Jimmy Garoppolo is set to miss more time this season due to the high ankle sprain that's been bothering him since Week 2. Given Garoppolo's performance this year and his contract situation, the 29-year-old quarterback could be in his final few months with the San Francisco 49ers.
Garoppolo was very good in 2019 and appeared to justify the five-year, $137 million contract ($90 million guaranteed) San Francisco gave him. He utilized the fantastic weapons at his disposal effectively despite struggling with turnovers. He also led the 49ers to the Super Bowl, where he collapsed late, helping the Kansas City Chiefs come away with the Lombardi Trophy.
The version of Garoppolo we saw in the Super Bowl is the version we've seen in 2020. During the 2019 regular season he completed 69.1 percent of his passes for 3,978 yards, averaging 8.4 yards per attempt, with 27 touchdowns and 13 interceptions. In 2020, he's completing 67.1 percent of his passes for 1,096 yards, averaging 7.8 yards per attempt and has thrown seven touchdown passes and five interceptions. He has regressed across the board.
That's bad news for Garoppolo as the 49ers face a big decision this offseason. If they decide he's not the future of the franchise, they can cut their quarterback and only face a cap hit of $2.8 million in 2021 and $1.4 million in 2022. That would save them $24.1 million in cap space in 2021 alone. If the 49ers keep him, Garoppolo will cost $29.6 million against he cap.
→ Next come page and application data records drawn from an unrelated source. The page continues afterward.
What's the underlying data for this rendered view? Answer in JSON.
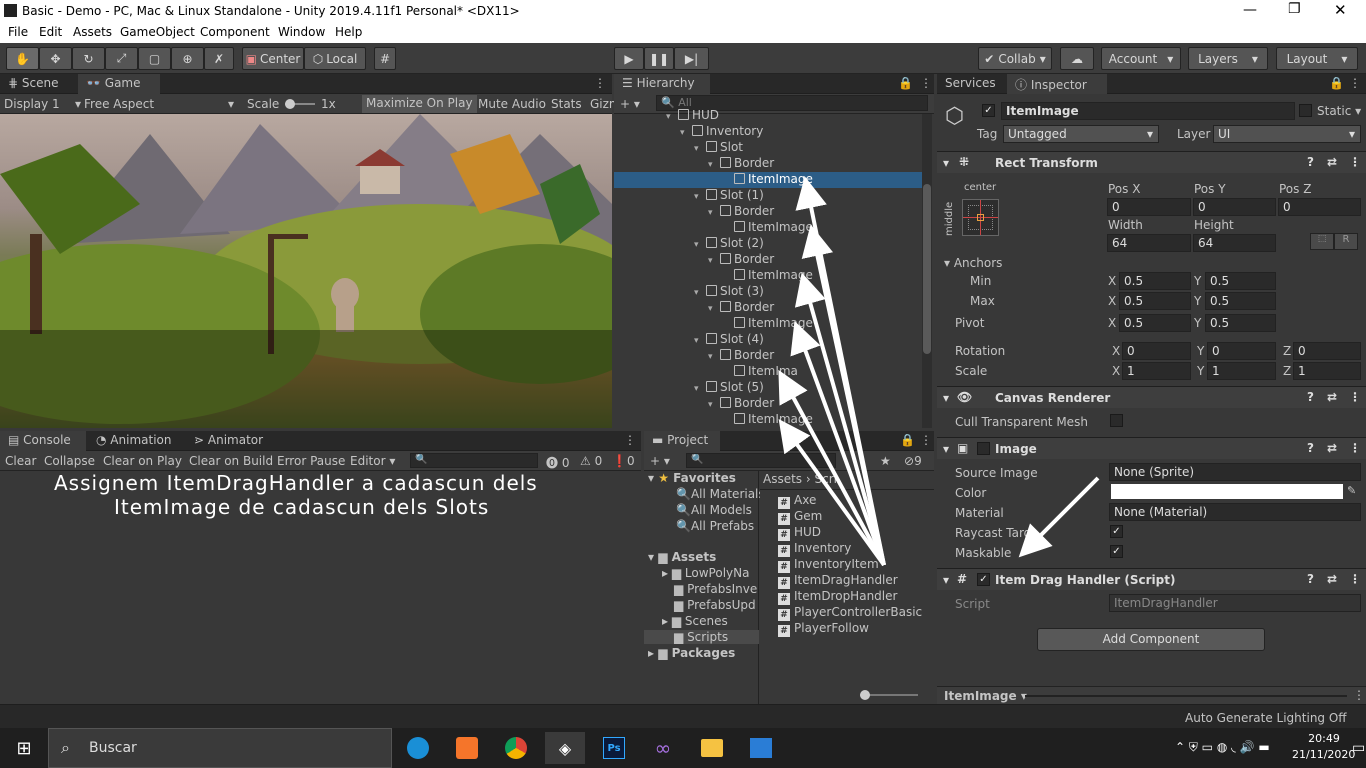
{
  "window": {
    "title": "Basic - Demo - PC, Mac & Linux Standalone - Unity 2019.4.11f1 Personal* <DX11>"
  },
  "menu": [
    "File",
    "Edit",
    "Assets",
    "GameObject",
    "Component",
    "Window",
    "Help"
  ],
  "toolbar": {
    "center": "Center",
    "local": "Local",
    "collab": "Collab",
    "account": "Account",
    "layers": "Layers",
    "layout": "Layout"
  },
  "scene_panel": {
    "tab_scene": "Scene",
    "tab_game": "Game",
    "display": "Display 1",
    "aspect": "Free Aspect",
    "scale_label": "Scale",
    "scale_value": "1x",
    "maximize": "Maximize On Play",
    "mute": "Mute Audio",
    "stats": "Stats",
    "gizmos": "Gizm"
  },
  "hierarchy": {
    "tab": "Hierarchy",
    "search_placeholder": "All",
    "rows": [
      {
        "label": "HUD"
      },
      {
        "label": "Inventory"
      },
      {
        "label": "Slot"
      },
      {
        "label": "Border"
      },
      {
        "label": "ItemImage"
      },
      {
        "label": "Slot (1)"
      },
      {
        "label": "Border"
      },
      {
        "label": "ItemImage"
      },
      {
        "label": "Slot (2)"
      },
      {
        "label": "Border"
      },
      {
        "label": "ItemImage"
      },
      {
        "label": "Slot (3)"
      },
      {
        "label": "Border"
      },
      {
        "label": "ItemImage"
      },
      {
        "label": "Slot (4)"
      },
      {
        "label": "Border"
      },
      {
        "label": "ItemIma"
      },
      {
        "label": "Slot (5)"
      },
      {
        "label": "Border"
      },
      {
        "label": "ItemImage"
      }
    ]
  },
  "console": {
    "tab_console": "Console",
    "tab_animation": "Animation",
    "tab_animator": "Animator",
    "clear": "Clear",
    "collapse": "Collapse",
    "clear_on_play": "Clear on Play",
    "clear_on_build": "Clear on Build",
    "error_pause": "Error Pause",
    "editor": "Editor",
    "count_a": "0",
    "count_b": "0",
    "count_c": "0",
    "message_line1": "Assignem ItemDragHandler a cadascun dels",
    "message_line2": "ItemImage de cadascun dels Slots"
  },
  "project": {
    "tab": "Project",
    "count": "9",
    "favorites": "Favorites",
    "all_materials": "All Materials",
    "all_models": "All Models",
    "all_prefabs": "All Prefabs",
    "assets": "Assets",
    "low_poly": "LowPolyNa",
    "prefabs_inv": "PrefabsInve",
    "prefabs_upd": "PrefabsUpd",
    "scenes": "Scenes",
    "scripts": "Scripts",
    "packages": "Packages",
    "breadcrumb_root": "Assets",
    "breadcrumb_leaf": "Scri",
    "files": [
      "Axe",
      "Gem",
      "HUD",
      "Inventory",
      "InventoryItem",
      "ItemDragHandler",
      "ItemDropHandler",
      "PlayerControllerBasic",
      "PlayerFollow"
    ]
  },
  "inspector": {
    "tab_services": "Services",
    "tab_inspector": "Inspector",
    "object_name": "ItemImage",
    "static": "Static",
    "tag_label": "Tag",
    "tag_value": "Untagged",
    "layer_label": "Layer",
    "layer_value": "UI",
    "rect_transform": "Rect Transform",
    "anchor_h": "center",
    "anchor_v": "middle",
    "pos_x_label": "Pos X",
    "pos_y_label": "Pos Y",
    "pos_z_label": "Pos Z",
    "pos_x": "0",
    "pos_y": "0",
    "pos_z": "0",
    "width_label": "Width",
    "height_label": "Height",
    "width": "64",
    "height": "64",
    "r_btn": "R",
    "anchors": "Anchors",
    "min": "Min",
    "max": "Max",
    "pivot": "Pivot",
    "x": "X",
    "y": "Y",
    "z": "Z",
    "min_x": "0.5",
    "min_y": "0.5",
    "max_x": "0.5",
    "max_y": "0.5",
    "pivot_x": "0.5",
    "pivot_y": "0.5",
    "rotation": "Rotation",
    "rot_x": "0",
    "rot_y": "0",
    "rot_z": "0",
    "scale": "Scale",
    "scale_x": "1",
    "scale_y": "1",
    "scale_z": "1",
    "canvas_renderer": "Canvas Renderer",
    "cull": "Cull Transparent Mesh",
    "image": "Image",
    "source_image": "Source Image",
    "source_image_value": "None (Sprite)",
    "color": "Color",
    "material": "Material",
    "material_value": "None (Material)",
    "raycast": "Raycast Targ",
    "maskable": "Maskable",
    "drag_handler": "Item Drag Handler (Script)",
    "script_label": "Script",
    "script_value": "ItemDragHandler",
    "add_component": "Add Component",
    "footer": "ItemImage"
  },
  "status": {
    "lighting": "Auto Generate Lighting Off"
  },
  "taskbar": {
    "search": "Buscar",
    "time": "20:49",
    "date": "21/11/2020"
  }
}
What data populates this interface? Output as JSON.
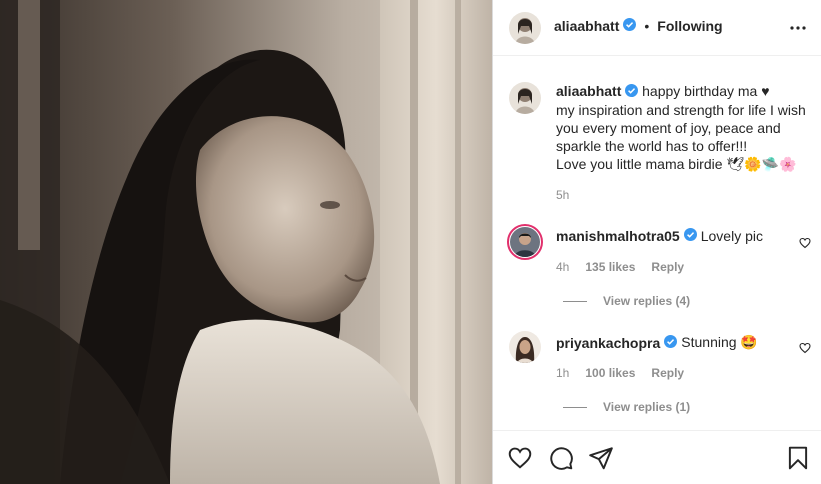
{
  "post": {
    "author": "aliaabhatt",
    "separator": "•",
    "follow_status": "Following",
    "caption": {
      "first_line": "happy birthday ma ♥",
      "body_lines": [
        "my inspiration and strength for life I wish",
        "you every moment of joy, peace and",
        "sparkle the world has to offer!!!",
        "Love you little mama birdie 🕊🌼🛸🌸"
      ],
      "time": "5h"
    }
  },
  "comments": [
    {
      "user": "manishmalhotra05",
      "text": "Lovely pic",
      "time": "4h",
      "likes": "135 likes",
      "reply": "Reply",
      "view_replies": "View replies (4)"
    },
    {
      "user": "priyankachopra",
      "text": "Stunning 🤩",
      "time": "1h",
      "likes": "100 likes",
      "reply": "Reply",
      "view_replies": "View replies (1)"
    }
  ],
  "icons": {
    "more": "more-options-icon",
    "verified": "verified-badge-icon",
    "like": "heart-icon",
    "comment": "comment-icon",
    "share": "send-icon",
    "save": "bookmark-icon"
  },
  "colors": {
    "verified": "#3897f0",
    "text": "#262626",
    "muted": "#8e8e8e",
    "border": "#dbdbdb"
  }
}
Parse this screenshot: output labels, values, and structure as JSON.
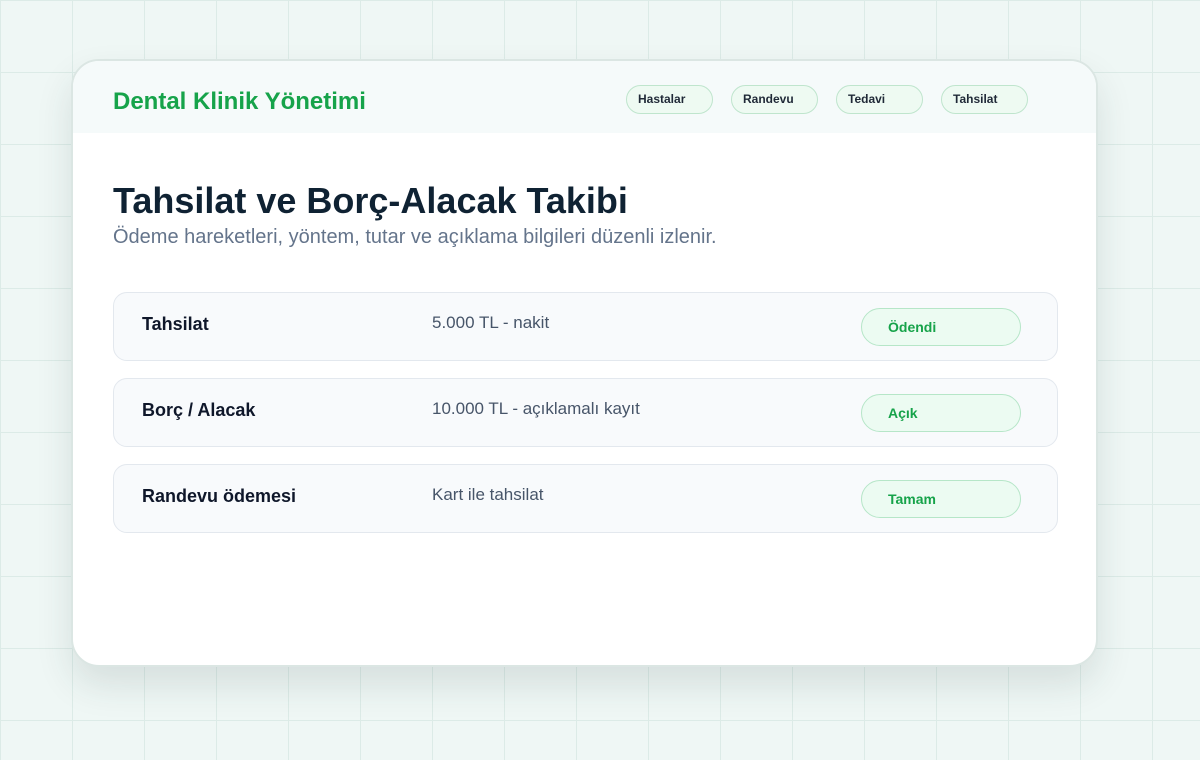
{
  "header": {
    "brand": "Dental Klinik Yönetimi",
    "nav": [
      "Hastalar",
      "Randevu",
      "Tedavi",
      "Tahsilat"
    ]
  },
  "main": {
    "title": "Tahsilat ve Borç-Alacak Takibi",
    "subtitle": "Ödeme hareketleri, yöntem, tutar ve açıklama bilgileri düzenli izlenir.",
    "rows": [
      {
        "title": "Tahsilat",
        "detail": "5.000 TL - nakit",
        "status": "Ödendi"
      },
      {
        "title": "Borç / Alacak",
        "detail": "10.000 TL - açıklamalı kayıt",
        "status": "Açık"
      },
      {
        "title": "Randevu ödemesi",
        "detail": "Kart ile tahsilat",
        "status": "Tamam"
      }
    ]
  },
  "colors": {
    "brand": "#16a34a",
    "title": "#0f2233",
    "subtitle": "#64748b",
    "status_bg": "#ecfbf2"
  }
}
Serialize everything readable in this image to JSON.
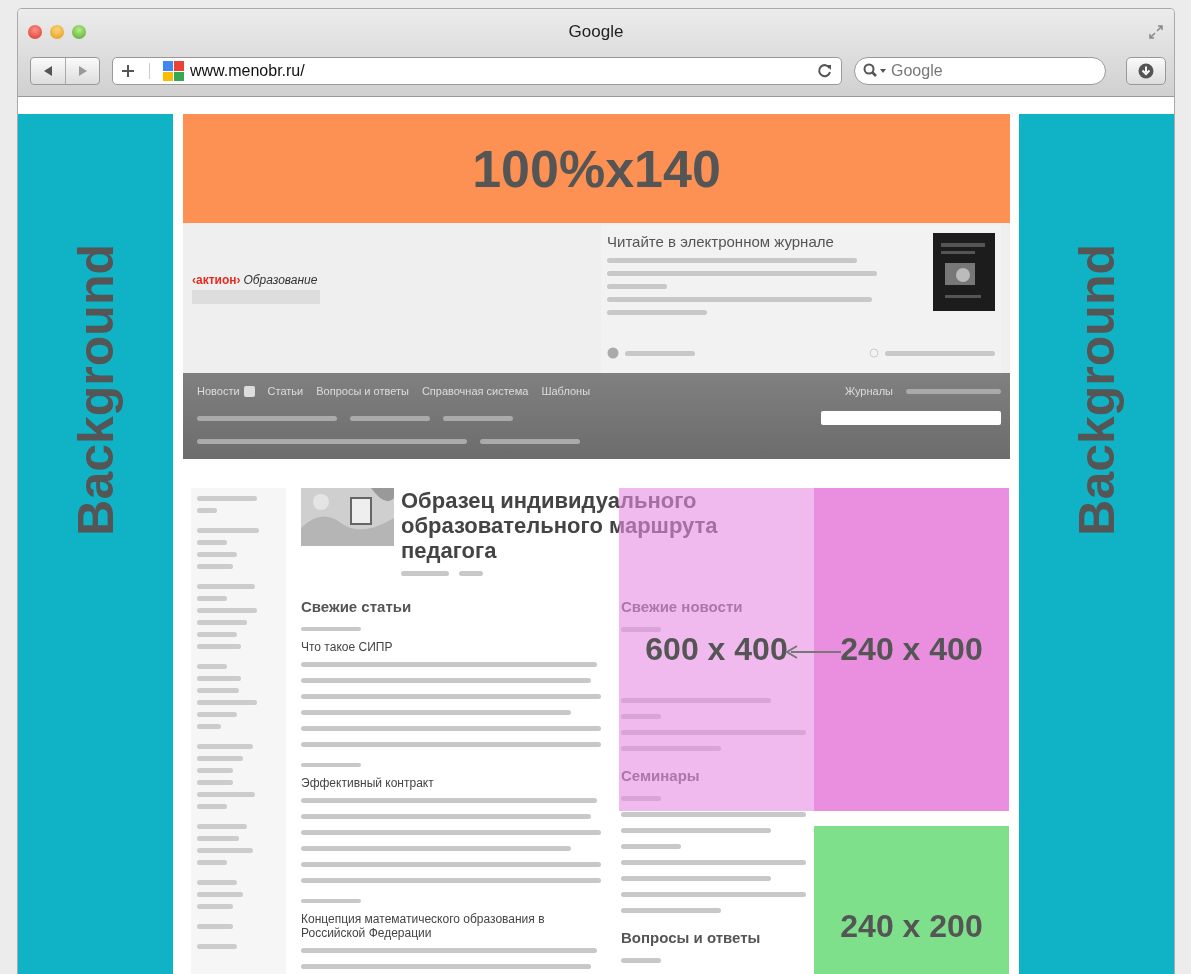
{
  "window": {
    "title": "Google"
  },
  "toolbar": {
    "url": "www.menobr.ru/",
    "search_placeholder": "Google"
  },
  "page": {
    "logo": {
      "brand": "‹актион›",
      "name": "Образование"
    },
    "promo": {
      "title": "Читайте в электронном журнале"
    },
    "nav": {
      "items": [
        "Новости",
        "Статьи",
        "Вопросы и ответы",
        "Справочная система",
        "Шаблоны"
      ],
      "right_items": [
        "Журналы"
      ]
    },
    "article": {
      "title": "Образец индивидуального образовательного маршрута педагога"
    },
    "fresh_articles": {
      "heading": "Свежие статьи",
      "items": [
        {
          "title": "Что такое СИПР"
        },
        {
          "title": "Эффективный контракт"
        },
        {
          "title": "Концепция математического образования в Российской Федерации"
        }
      ]
    },
    "side_sections": [
      {
        "heading": "Свежие новости"
      },
      {
        "heading": "Семинары"
      },
      {
        "heading": "Вопросы и ответы"
      }
    ]
  },
  "overlays": {
    "banner": "100%x140",
    "backgrounds": [
      "Background",
      "Background"
    ],
    "ads": [
      {
        "label": "600 x 400"
      },
      {
        "label": "240 x 400"
      },
      {
        "label": "240 x 200"
      }
    ]
  }
}
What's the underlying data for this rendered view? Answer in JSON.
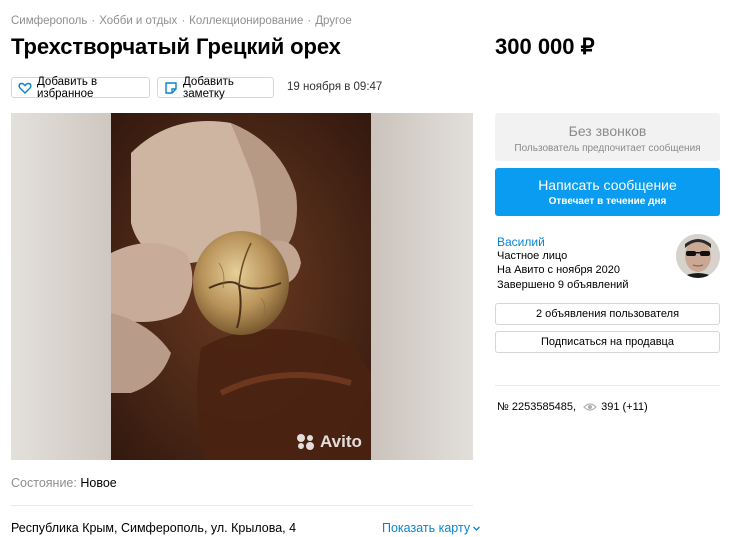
{
  "breadcrumbs": [
    "Симферополь",
    "Хобби и отдых",
    "Коллекционирование",
    "Другое"
  ],
  "title": "Трехстворчатый Грецкий орех",
  "price": "300 000 ₽",
  "actions": {
    "favorite": "Добавить в избранное",
    "note": "Добавить заметку",
    "date": "19 ноября в 09:47"
  },
  "gallery": {
    "watermark": "Avito"
  },
  "details": {
    "condition_label": "Состояние:",
    "condition_value": "Новое",
    "address": "Республика Крым, Симферополь, ул. Крылова, 4",
    "map_link": "Показать карту"
  },
  "contact": {
    "no_calls_title": "Без звонков",
    "no_calls_sub": "Пользователь предпочитает сообщения",
    "message_title": "Написать сообщение",
    "message_sub": "Отвечает в течение дня"
  },
  "seller": {
    "name": "Василий",
    "type": "Частное лицо",
    "since": "На Авито с ноября 2020",
    "completed": "Завершено 9 объявлений",
    "ads_button": "2 объявления пользователя",
    "subscribe_button": "Подписаться на продавца"
  },
  "meta": {
    "ad_number": "№ 2253585485,",
    "views": "391 (+11)"
  },
  "colors": {
    "accent": "#0a9cf0",
    "link": "#0a84ce",
    "muted": "#8f8f8f"
  }
}
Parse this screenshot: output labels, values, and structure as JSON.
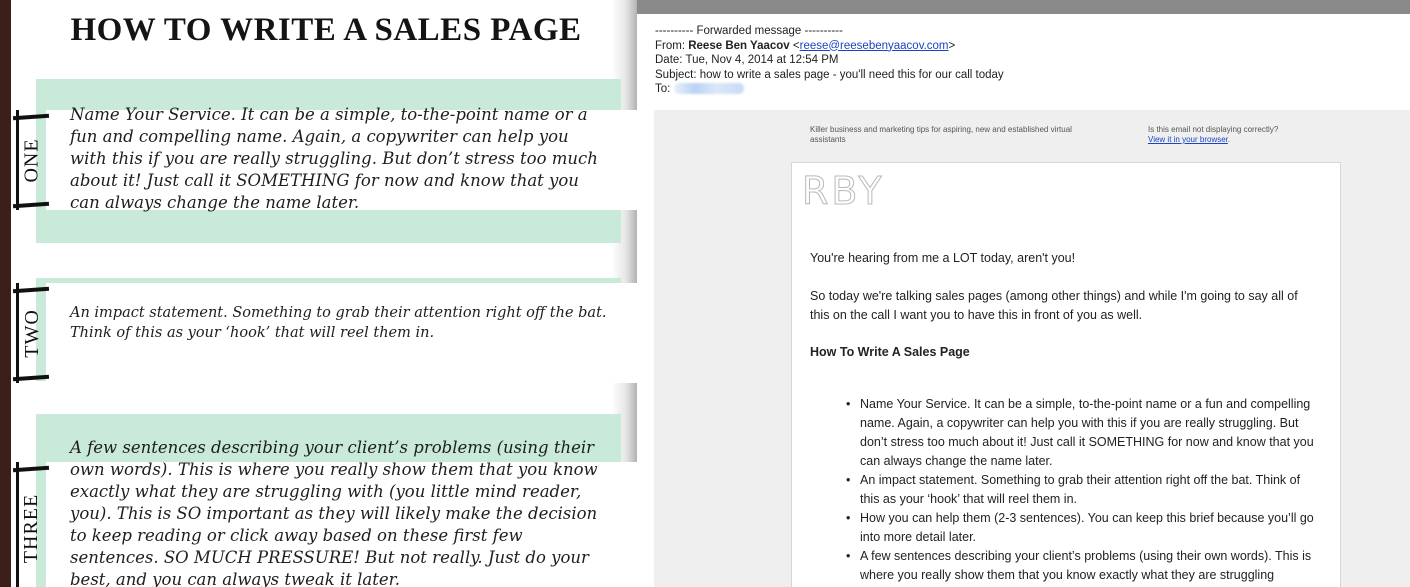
{
  "worksheet": {
    "title": "HOW TO WRITE A SALES PAGE",
    "steps": [
      {
        "label": "ONE",
        "text": "Name Your Service. It can be a simple, to-the-point name or a fun and compelling name. Again, a copywriter can help you with this if you are really struggling. But don’t stress too much about it! Just call it SOMETHING for now and know that you can always change the name later."
      },
      {
        "label": "TWO",
        "text": "An impact statement. Something to grab their attention right off the bat. Think of this as your ‘hook’ that will reel them in."
      },
      {
        "label": "THREE",
        "text": "A few sentences describing your client’s problems (using their own words). This is where you really show them that you know exactly what they are struggling with (you little mind reader, you). This is SO important as they will likely make the decision to keep reading or click away based on these first few sentences. SO MUCH PRESSURE! But not really. Just do your best, and you can always tweak it later."
      }
    ]
  },
  "email": {
    "forwarded_line": "---------- Forwarded message ----------",
    "from_label": "From:",
    "from_name": "Reese Ben Yaacov",
    "from_email": "reese@reesebenyaacov.com",
    "date_label": "Date:",
    "date_value": "Tue, Nov 4, 2014 at 12:54 PM",
    "subject_label": "Subject:",
    "subject_value": "how to write a sales page - you'll need this for our call today",
    "to_label": "To:",
    "preheader_left": "Killer business and marketing tips for aspiring, new and established virtual assistants",
    "preheader_right": "Is this email not displaying correctly?",
    "view_in_browser": "View it in your browser",
    "logo_text": "RBY",
    "greeting": "You're hearing from me a LOT today, aren't you!",
    "intro": "So today we're talking sales pages (among other things) and while I'm going to say all of this on the call I want you to have this in front of you as well.",
    "heading": "How To Write A Sales Page",
    "bullets": [
      "Name Your Service. It can be a simple, to-the-point name or a fun and compelling name. Again, a copywriter can help you with this if you are really struggling. But don’t stress too much about it! Just call it SOMETHING for now and know that you can always change the name later.",
      "An impact statement. Something to grab their attention right off the bat. Think of this as your ‘hook’ that will reel them in.",
      "How you can help them (2-3 sentences). You can keep this brief because you’ll go into more detail later.",
      "A few sentences describing your client’s problems (using their own words). This is where you really show them that you know exactly what they are struggling"
    ]
  }
}
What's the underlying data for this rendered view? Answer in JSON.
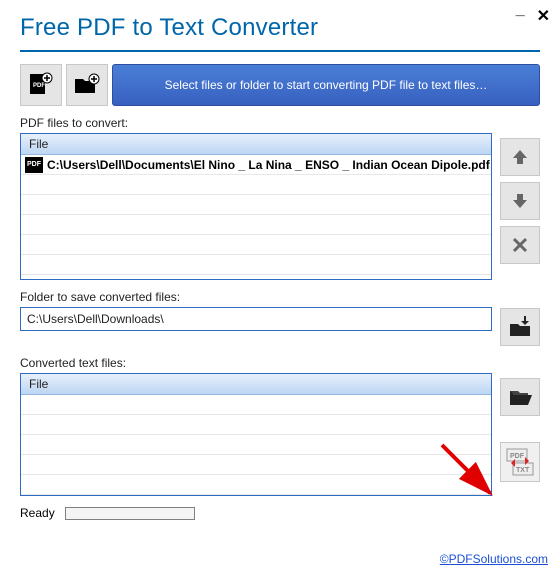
{
  "window": {
    "title": "Free PDF to Text Converter"
  },
  "toolbar": {
    "select_button_label": "Select files or folder to start converting PDF file to text files…"
  },
  "pdf_files": {
    "label": "PDF files to convert:",
    "column_header": "File",
    "items": [
      "C:\\Users\\Dell\\Documents\\El Nino _ La Nina _ ENSO _ Indian Ocean Dipole.pdf"
    ]
  },
  "save_folder": {
    "label": "Folder to save converted files:",
    "value": "C:\\Users\\Dell\\Downloads\\"
  },
  "converted_files": {
    "label": "Converted text files:",
    "column_header": "File",
    "items": []
  },
  "status": {
    "text": "Ready"
  },
  "footer": {
    "link_text": "©PDFSolutions.com"
  }
}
When you look at the NFL landscape a few quarterback should be available via trade during the 2021 offseason. With the Jets heading towards the No. 1 pick, would they be willing to trade Sam Darnold out West to give 49ers head coach Kyle Shanahan a new project? Or would the Atlanta Falcons be willing to trade Matt Ryan and reunite Shanahan with the guy he guided to Super Bowl LI? There are other possibilities out there that include selecting a young quarterback in a QB-heavy draft class.
The 49ers have options moving forward and one of them is dumping Garoppolo and starting over with another quarterback. The problem is, San Francisco has a roster built to compete now and resetting things with a new signal-caller might not be the smartest move.
The next few months should be fascinating for the 49ers.